(Work required):
Copy the data exactly. No line may be skipped.

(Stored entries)
▬▬▬
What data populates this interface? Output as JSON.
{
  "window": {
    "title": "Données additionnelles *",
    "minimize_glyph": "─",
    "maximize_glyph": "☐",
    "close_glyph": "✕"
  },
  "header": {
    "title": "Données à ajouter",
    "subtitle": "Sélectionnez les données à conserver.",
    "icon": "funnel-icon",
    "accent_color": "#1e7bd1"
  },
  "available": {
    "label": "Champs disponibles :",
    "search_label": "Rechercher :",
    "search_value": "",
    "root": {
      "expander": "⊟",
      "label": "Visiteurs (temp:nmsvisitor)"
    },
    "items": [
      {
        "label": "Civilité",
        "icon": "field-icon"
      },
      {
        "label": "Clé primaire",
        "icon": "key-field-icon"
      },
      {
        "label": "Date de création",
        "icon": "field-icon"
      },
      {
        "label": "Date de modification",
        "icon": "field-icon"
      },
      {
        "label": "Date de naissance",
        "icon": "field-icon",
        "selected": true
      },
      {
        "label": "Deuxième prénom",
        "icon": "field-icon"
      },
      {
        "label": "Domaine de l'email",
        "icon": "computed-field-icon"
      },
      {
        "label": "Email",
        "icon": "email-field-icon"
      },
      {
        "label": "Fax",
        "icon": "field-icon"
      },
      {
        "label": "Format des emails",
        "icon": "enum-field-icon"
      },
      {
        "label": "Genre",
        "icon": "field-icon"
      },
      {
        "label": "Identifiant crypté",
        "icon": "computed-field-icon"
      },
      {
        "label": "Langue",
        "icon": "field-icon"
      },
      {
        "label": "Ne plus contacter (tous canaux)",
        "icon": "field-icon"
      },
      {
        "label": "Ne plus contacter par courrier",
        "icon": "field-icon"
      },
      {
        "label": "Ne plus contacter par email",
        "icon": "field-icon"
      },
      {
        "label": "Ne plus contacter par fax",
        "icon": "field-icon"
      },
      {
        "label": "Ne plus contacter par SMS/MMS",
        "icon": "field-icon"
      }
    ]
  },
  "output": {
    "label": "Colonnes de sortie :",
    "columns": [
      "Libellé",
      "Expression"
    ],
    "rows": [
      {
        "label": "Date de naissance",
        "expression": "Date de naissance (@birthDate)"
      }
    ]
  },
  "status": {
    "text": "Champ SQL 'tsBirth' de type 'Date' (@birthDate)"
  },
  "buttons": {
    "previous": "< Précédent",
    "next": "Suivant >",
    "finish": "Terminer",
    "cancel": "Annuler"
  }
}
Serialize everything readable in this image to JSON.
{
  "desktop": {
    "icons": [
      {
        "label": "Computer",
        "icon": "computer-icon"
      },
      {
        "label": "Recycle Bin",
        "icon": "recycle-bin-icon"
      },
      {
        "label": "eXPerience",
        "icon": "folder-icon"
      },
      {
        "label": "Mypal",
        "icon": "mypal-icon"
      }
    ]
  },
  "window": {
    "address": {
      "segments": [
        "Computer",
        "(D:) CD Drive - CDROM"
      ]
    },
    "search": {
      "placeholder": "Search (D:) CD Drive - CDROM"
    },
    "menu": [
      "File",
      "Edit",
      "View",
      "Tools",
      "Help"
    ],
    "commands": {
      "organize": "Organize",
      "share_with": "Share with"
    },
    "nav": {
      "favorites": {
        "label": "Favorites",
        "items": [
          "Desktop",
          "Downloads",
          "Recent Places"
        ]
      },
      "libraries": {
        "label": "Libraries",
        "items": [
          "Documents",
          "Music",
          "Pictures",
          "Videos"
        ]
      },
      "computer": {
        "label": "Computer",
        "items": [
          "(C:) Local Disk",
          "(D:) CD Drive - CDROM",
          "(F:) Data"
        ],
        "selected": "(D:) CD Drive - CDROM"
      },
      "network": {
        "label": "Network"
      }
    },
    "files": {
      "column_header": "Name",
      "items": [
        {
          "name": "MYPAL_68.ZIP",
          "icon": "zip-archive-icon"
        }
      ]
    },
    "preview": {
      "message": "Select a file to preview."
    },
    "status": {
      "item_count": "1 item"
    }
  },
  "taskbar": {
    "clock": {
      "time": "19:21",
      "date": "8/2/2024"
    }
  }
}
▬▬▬
(Answer space):
What data populates this interface? Output as JSON.
{
  "window": {
    "title": "Données additionnelles *",
    "minimize_glyph": "─",
    "maximize_glyph": "☐",
    "close_glyph": "✕"
  },
  "header": {
    "title": "Données à ajouter",
    "subtitle": "Sélectionnez les données à conserver.",
    "icon": "funnel-icon",
    "accent_color": "#1e7bd1"
  },
  "available": {
    "label": "Champs disponibles :",
    "search_label": "Rechercher :",
    "search_value": "",
    "root": {
      "expander": "⊟",
      "label": "Visiteurs (temp:nmsvisitor)"
    },
    "items": [
      {
        "label": "Civilité",
        "icon": "field-icon"
      },
      {
        "label": "Clé primaire",
        "icon": "key-field-icon"
      },
      {
        "label": "Date de création",
        "icon": "field-icon"
      },
      {
        "label": "Date de modification",
        "icon": "field-icon"
      },
      {
        "label": "Date de naissance",
        "icon": "field-icon",
        "selected": true
      },
      {
        "label": "Deuxième prénom",
        "icon": "field-icon"
      },
      {
        "label": "Domaine de l'email",
        "icon": "computed-field-icon"
      },
      {
        "label": "Email",
        "icon": "email-field-icon"
      },
      {
        "label": "Fax",
        "icon": "field-icon"
      },
      {
        "label": "Format des emails",
        "icon": "enum-field-icon"
      },
      {
        "label": "Genre",
        "icon": "field-icon"
      },
      {
        "label": "Identifiant crypté",
        "icon": "computed-field-icon"
      },
      {
        "label": "Langue",
        "icon": "field-icon"
      },
      {
        "label": "Ne plus contacter (tous canaux)",
        "icon": "field-icon"
      },
      {
        "label": "Ne plus contacter par courrier",
        "icon": "field-icon"
      },
      {
        "label": "Ne plus contacter par email",
        "icon": "field-icon"
      },
      {
        "label": "Ne plus contacter par fax",
        "icon": "field-icon"
      },
      {
        "label": "Ne plus contacter par SMS/MMS",
        "icon": "field-icon"
      }
    ]
  },
  "output": {
    "label": "Colonnes de sortie :",
    "columns": [
      "Libellé",
      "Expression"
    ],
    "rows": [
      {
        "label": "Date de naissance",
        "expression": "Date de naissance (@birthDate)"
      }
    ]
  },
  "status": {
    "text": "Champ SQL 'tsBirth' de type 'Date' (@birthDate)"
  },
  "buttons": {
    "previous": "< Précédent",
    "next": "Suivant >",
    "finish": "Terminer",
    "cancel": "Annuler"
  }
}
Serialize everything readable in this image to JSON.
{
  "desktop": {
    "icons": [
      {
        "label": "Computer",
        "icon": "computer-icon"
      },
      {
        "label": "Recycle Bin",
        "icon": "recycle-bin-icon"
      },
      {
        "label": "eXPerience",
        "icon": "folder-icon"
      },
      {
        "label": "Mypal",
        "icon": "mypal-icon"
      }
    ]
  },
  "window": {
    "address": {
      "segments": [
        "Computer",
        "(D:) CD Drive - CDROM"
      ]
    },
    "search": {
      "placeholder": "Search (D:) CD Drive - CDROM"
    },
    "menu": [
      "File",
      "Edit",
      "View",
      "Tools",
      "Help"
    ],
    "commands": {
      "organize": "Organize",
      "share_with": "Share with"
    },
    "nav": {
      "favorites": {
        "label": "Favorites",
        "items": [
          "Desktop",
          "Downloads",
          "Recent Places"
        ]
      },
      "libraries": {
        "label": "Libraries",
        "items": [
          "Documents",
          "Music",
          "Pictures",
          "Videos"
        ]
      },
      "computer": {
        "label": "Computer",
        "items": [
          "(C:) Local Disk",
          "(D:) CD Drive - CDROM",
          "(F:) Data"
        ],
        "selected": "(D:) CD Drive - CDROM"
      },
      "network": {
        "label": "Network"
      }
    },
    "files": {
      "column_header": "Name",
      "items": [
        {
          "name": "MYPAL_68.ZIP",
          "icon": "zip-archive-icon"
        }
      ]
    },
    "preview": {
      "message": "Select a file to preview."
    },
    "status": {
      "item_count": "1 item"
    }
  },
  "taskbar": {
    "clock": {
      "time": "19:21",
      "date": "8/2/2024"
    }
  }
}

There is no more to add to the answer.